After ten years in the Huntsville State Penitentiary, Jasper Curtis returns home to live with his sister and her two daughters. Lizzie does not know who she’s letting into her home: the brother she grew up loving or the monster he became.
Teenage Katie distrusts this strange man in their home but eleven-year-old Joanne is just intrigued by her new uncle.
Jasper says he’s all done with trouble, but in a forgotten prairie town that knows no forgiveness, it does not take long for trouble to arrive at their door … Amazon

I also have a copy of The Butcher Bird by S.D. Sykes despite not having read my Christmas gift of the first in the series Plague Land

The Butcher Bird

Blurb

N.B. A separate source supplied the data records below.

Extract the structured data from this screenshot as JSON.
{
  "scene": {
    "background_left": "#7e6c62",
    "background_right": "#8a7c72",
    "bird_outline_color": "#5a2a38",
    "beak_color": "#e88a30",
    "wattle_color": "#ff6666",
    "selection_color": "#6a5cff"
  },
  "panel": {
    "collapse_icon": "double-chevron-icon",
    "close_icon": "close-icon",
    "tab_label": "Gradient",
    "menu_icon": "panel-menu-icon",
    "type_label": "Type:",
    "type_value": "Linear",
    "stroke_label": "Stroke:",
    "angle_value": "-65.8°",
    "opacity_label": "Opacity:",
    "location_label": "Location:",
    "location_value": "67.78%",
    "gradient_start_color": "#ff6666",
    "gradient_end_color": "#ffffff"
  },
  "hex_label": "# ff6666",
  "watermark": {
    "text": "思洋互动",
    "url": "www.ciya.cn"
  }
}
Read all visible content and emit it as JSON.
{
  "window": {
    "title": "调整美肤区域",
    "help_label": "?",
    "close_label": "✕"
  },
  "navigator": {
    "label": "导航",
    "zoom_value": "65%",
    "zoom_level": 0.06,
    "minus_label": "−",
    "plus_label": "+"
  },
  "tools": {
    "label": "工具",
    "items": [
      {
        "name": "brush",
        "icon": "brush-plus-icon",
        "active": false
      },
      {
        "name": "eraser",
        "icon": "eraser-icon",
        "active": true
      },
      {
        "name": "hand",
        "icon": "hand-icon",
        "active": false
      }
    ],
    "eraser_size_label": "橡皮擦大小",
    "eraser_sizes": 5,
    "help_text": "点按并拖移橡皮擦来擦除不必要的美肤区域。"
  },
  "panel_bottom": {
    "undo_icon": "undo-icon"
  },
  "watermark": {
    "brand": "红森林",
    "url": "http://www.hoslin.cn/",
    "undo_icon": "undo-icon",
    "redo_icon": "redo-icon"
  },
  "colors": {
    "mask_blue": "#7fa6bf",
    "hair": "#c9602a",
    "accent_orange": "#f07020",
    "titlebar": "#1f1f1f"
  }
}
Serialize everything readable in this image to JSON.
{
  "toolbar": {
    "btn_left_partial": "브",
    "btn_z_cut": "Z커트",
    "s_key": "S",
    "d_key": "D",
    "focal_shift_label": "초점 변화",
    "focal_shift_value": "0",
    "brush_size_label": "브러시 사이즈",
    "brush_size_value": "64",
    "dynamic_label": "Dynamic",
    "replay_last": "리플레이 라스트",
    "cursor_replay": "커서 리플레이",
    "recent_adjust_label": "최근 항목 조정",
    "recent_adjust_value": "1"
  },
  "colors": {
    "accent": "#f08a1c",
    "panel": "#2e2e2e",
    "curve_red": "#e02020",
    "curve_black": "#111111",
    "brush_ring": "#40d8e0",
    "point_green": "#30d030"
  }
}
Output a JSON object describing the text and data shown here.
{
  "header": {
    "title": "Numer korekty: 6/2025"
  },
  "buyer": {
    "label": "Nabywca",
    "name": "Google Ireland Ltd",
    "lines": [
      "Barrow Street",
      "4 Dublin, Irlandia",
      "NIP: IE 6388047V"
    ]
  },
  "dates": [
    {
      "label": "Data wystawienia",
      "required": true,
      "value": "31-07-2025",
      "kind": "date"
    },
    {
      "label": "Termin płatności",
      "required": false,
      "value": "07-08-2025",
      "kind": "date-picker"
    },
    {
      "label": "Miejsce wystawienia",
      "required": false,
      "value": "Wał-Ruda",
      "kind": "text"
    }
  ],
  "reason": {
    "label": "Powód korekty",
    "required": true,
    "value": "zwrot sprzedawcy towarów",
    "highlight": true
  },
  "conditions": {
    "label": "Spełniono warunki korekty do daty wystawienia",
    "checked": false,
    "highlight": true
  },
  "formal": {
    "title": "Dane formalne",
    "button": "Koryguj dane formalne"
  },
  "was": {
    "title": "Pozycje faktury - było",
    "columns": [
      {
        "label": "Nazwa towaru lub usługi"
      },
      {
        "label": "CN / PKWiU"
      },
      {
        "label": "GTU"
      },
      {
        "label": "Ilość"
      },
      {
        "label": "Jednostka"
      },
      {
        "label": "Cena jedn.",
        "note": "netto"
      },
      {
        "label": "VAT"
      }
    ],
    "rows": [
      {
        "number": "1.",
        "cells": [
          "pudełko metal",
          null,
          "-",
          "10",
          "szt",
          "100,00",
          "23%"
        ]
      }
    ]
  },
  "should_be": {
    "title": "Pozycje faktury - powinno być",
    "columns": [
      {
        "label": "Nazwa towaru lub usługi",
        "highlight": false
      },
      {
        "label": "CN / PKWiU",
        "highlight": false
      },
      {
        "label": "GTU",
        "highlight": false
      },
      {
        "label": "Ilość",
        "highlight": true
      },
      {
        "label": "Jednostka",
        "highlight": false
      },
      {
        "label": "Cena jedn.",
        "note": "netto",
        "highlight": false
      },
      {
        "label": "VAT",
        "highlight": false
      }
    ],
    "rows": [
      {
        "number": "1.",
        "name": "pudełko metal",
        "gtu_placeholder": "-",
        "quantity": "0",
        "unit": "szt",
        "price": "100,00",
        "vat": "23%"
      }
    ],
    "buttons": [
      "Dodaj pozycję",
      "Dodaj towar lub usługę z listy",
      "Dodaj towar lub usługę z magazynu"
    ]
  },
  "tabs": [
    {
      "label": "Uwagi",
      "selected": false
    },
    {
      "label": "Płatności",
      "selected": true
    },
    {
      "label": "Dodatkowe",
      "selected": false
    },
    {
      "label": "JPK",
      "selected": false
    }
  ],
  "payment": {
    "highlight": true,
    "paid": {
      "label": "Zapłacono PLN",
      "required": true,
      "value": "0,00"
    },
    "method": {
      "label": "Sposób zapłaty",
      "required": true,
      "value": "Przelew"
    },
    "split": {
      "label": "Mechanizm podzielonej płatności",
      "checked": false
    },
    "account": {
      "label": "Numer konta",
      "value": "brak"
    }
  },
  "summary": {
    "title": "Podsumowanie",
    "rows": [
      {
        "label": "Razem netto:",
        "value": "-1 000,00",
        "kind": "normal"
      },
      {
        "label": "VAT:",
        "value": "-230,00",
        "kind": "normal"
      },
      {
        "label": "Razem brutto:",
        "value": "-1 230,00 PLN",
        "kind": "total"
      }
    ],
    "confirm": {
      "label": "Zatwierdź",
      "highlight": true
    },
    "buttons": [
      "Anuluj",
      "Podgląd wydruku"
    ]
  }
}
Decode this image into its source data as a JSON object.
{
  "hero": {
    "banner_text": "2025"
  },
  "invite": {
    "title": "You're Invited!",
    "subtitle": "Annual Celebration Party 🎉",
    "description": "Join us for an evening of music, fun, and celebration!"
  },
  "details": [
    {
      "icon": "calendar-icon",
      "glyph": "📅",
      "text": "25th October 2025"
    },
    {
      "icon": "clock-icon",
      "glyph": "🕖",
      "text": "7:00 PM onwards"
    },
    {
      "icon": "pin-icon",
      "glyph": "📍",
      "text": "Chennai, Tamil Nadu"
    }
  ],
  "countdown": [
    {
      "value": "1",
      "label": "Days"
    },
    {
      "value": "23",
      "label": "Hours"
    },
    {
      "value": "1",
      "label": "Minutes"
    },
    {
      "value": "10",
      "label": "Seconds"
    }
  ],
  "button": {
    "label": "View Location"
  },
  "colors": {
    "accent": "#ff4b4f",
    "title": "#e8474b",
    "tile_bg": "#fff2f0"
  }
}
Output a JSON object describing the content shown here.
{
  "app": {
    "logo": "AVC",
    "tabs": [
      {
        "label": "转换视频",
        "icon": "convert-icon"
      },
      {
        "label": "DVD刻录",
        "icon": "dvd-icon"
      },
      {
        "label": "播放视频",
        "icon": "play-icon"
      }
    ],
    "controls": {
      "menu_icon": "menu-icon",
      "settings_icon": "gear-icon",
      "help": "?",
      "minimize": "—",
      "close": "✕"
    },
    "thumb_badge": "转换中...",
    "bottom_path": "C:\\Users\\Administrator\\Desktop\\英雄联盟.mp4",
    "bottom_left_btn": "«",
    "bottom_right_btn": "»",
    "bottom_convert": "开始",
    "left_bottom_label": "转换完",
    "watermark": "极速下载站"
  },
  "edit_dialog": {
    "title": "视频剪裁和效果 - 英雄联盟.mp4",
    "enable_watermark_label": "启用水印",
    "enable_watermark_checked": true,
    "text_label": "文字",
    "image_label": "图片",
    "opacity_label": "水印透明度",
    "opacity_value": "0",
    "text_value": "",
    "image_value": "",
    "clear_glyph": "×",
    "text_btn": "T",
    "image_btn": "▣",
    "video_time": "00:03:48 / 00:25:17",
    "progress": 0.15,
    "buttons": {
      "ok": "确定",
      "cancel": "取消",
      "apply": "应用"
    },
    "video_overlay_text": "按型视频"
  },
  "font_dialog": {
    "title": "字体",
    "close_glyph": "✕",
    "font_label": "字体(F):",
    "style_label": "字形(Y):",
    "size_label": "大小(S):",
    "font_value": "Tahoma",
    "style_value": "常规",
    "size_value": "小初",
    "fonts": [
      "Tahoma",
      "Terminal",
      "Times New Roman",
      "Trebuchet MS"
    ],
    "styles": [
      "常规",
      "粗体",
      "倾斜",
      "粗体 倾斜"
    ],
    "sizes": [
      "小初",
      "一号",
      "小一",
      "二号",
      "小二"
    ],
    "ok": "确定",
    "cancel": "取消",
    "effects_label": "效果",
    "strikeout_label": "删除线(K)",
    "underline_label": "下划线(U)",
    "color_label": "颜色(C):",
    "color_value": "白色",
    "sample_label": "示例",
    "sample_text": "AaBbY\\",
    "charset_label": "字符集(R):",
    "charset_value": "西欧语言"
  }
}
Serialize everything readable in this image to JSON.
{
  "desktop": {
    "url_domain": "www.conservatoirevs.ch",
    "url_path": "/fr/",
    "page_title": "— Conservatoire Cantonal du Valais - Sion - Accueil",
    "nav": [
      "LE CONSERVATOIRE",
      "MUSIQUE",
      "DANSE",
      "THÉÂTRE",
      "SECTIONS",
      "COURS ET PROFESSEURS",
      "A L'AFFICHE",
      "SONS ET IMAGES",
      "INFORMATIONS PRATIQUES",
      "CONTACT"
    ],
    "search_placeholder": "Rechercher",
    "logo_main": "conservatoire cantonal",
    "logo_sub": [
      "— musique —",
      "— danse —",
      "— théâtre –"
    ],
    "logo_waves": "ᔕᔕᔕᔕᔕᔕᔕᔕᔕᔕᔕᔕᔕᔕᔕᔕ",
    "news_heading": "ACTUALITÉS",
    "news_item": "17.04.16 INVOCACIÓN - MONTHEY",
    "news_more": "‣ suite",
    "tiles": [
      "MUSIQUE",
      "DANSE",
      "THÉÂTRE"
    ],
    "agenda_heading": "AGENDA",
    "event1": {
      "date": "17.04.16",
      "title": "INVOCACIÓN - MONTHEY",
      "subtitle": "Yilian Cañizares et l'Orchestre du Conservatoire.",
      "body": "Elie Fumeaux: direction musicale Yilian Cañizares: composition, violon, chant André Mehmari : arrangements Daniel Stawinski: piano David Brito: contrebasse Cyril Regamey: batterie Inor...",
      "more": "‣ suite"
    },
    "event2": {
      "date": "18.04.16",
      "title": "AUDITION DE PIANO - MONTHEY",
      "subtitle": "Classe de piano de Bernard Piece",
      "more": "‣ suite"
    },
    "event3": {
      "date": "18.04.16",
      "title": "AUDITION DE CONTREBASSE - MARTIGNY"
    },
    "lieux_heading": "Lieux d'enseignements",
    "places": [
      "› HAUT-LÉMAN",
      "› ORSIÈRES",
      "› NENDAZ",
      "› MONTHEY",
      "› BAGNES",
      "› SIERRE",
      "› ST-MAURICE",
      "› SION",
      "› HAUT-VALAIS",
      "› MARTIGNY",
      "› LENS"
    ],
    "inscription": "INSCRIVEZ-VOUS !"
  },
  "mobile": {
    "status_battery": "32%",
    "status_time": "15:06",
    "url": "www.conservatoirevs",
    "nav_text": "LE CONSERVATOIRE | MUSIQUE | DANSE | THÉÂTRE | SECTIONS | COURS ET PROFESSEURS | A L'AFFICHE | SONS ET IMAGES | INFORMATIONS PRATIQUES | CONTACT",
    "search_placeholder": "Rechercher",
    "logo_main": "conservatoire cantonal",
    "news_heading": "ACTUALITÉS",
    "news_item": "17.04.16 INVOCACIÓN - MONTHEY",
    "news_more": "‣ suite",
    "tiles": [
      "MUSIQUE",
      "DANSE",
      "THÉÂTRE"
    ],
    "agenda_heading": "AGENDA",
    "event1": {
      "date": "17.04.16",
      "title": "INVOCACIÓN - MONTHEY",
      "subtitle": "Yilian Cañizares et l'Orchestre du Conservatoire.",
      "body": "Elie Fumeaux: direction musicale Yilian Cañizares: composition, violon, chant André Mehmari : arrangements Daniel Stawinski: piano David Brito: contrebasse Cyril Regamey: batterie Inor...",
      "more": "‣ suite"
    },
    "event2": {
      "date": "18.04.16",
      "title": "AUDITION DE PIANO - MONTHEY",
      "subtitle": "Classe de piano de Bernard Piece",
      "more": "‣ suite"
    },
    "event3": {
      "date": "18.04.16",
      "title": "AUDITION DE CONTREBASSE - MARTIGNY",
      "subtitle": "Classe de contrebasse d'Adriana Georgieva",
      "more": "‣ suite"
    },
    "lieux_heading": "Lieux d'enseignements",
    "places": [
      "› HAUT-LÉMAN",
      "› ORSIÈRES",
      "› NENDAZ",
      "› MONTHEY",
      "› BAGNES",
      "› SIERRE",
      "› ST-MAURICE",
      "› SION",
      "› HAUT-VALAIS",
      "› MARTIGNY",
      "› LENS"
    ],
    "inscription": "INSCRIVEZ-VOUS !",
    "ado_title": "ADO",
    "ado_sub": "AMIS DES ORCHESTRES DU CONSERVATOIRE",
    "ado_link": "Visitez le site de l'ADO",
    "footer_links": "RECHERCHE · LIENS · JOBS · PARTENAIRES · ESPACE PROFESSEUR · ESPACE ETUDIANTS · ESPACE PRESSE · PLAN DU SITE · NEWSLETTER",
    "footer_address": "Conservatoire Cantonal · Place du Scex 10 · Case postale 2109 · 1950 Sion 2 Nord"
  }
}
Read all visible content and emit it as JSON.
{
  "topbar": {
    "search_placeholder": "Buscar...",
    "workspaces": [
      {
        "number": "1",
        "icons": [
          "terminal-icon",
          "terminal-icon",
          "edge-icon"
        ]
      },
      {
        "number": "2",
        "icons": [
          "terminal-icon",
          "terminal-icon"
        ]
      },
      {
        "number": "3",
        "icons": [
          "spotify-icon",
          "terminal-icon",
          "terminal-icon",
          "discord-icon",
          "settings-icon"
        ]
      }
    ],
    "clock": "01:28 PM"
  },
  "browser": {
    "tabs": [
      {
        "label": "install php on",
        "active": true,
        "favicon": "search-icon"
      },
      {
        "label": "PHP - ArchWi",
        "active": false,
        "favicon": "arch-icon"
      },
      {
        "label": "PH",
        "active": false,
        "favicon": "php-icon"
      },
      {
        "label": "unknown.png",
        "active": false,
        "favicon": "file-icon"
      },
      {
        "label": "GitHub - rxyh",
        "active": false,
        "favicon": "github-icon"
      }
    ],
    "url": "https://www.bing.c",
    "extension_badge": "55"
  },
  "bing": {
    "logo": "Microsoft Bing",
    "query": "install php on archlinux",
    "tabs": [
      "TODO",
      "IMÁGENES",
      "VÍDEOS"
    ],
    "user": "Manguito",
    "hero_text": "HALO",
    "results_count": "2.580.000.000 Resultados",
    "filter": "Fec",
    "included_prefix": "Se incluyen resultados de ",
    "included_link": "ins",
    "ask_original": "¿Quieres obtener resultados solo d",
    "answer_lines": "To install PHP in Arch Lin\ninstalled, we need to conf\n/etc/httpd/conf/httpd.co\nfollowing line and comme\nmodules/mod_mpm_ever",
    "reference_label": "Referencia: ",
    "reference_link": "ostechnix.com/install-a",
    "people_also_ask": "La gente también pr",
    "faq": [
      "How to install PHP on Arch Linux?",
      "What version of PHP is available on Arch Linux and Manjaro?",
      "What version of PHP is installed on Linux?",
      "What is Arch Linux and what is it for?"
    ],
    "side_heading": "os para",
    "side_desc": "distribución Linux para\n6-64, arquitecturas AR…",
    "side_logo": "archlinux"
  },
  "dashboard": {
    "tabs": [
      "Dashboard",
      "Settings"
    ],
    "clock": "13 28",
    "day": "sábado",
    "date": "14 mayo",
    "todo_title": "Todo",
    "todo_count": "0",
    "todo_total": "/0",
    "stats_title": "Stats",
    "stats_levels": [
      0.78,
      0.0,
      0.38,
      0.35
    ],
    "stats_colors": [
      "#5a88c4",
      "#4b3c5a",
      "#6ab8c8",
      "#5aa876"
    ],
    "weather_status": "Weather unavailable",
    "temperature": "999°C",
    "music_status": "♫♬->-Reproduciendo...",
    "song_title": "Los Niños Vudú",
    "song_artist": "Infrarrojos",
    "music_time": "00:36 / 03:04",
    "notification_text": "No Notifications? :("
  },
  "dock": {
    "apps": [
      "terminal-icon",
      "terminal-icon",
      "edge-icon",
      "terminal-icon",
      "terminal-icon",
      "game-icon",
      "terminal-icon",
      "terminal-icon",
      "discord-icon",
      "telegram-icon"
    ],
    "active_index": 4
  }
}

Oswald de Lacy is growing up fast in his new position as Lord of Somershill Manor. The Black Death changed many things, and just as it took away his father and elder brothers, leaving Oswald to be recalled from the monastery where he expected to spend his life, so it has taken many of his villagers and servants. However, there is still the same amount of work to be done in the farms and fields, and the few people left to do it think they should be paid more – something the King himself has forbidden.
Just as anger begins to spread, the story of the Butcher Bird takes flight. People claim to have witnessed a huge creature in the skies. A new-born baby is found impaled on a thorn bush. And then more children disappear.
Convinced the bird is just a superstitious rumour, Oswald must discover what is really happening. He can expect no help from his snobbish mother and his scheming sister Clemence, who is determined to protect her own child, but happy to neglect her step-daughters.
From the plague-ruined villages of Kent to the thief-infested streets of London and the luxurious bedchamber of a bewitching lady, Oswald’s journey is full of danger, dark intrigue and shocking revelations. Amazon

… and if that lot wasn’t enough, I also have bought myself a copy of The Poison Principle by Gail Bell recommended by Hayley from Rather Too Fond of Books following my review of The Secret Poisoner

The Poison Principle

Blurb

When Dr William Macbeth poisoned two of his sons in 1927, his wife and sister hid the murders in the intensely private realm of family secrets. Like the famous poisoner Dr Crippen, Macbeth behaved as if he were immune to consequences; unlike Crippen, he avoided detection and punishment. Or did he? Secrets can be as corrosive as poison and, as time passed, the story of Dr William Macbeth, well-dressed poisoner, haunted and divided his descendants. Macbeth’s granddaughter Gail Bell, who grew up with the story, spent ten years reading the literature of poisoning in order to understand Macbeth’s life. A chemist herself, she listened for echoes in the great cases of the 19th and 20th centuries, in myths, fiction and poison lore. This intricate story, with a moving twist at the end, is a book about family guilt and secrets, and also an exploration of the nature of death itself – as Bell turns to her grandfather’s poisonous predecessors, from Cleopatra, Madame Bovary and Napoleon, as well as looking at Harold Shipman. Amazon

So after that massive selection my poor TBR watch has gone somewhat awry, but they all do look so good!!

PicMonkey Collage TBR

TBR WATCH
Since my last count I have read 3 books, and gained, 8 so the total has shot up to 177 books!
91 physical books
68 e-books
18 books on NetGalley

 

What have you found to read this week? Please don’t tempt me too much!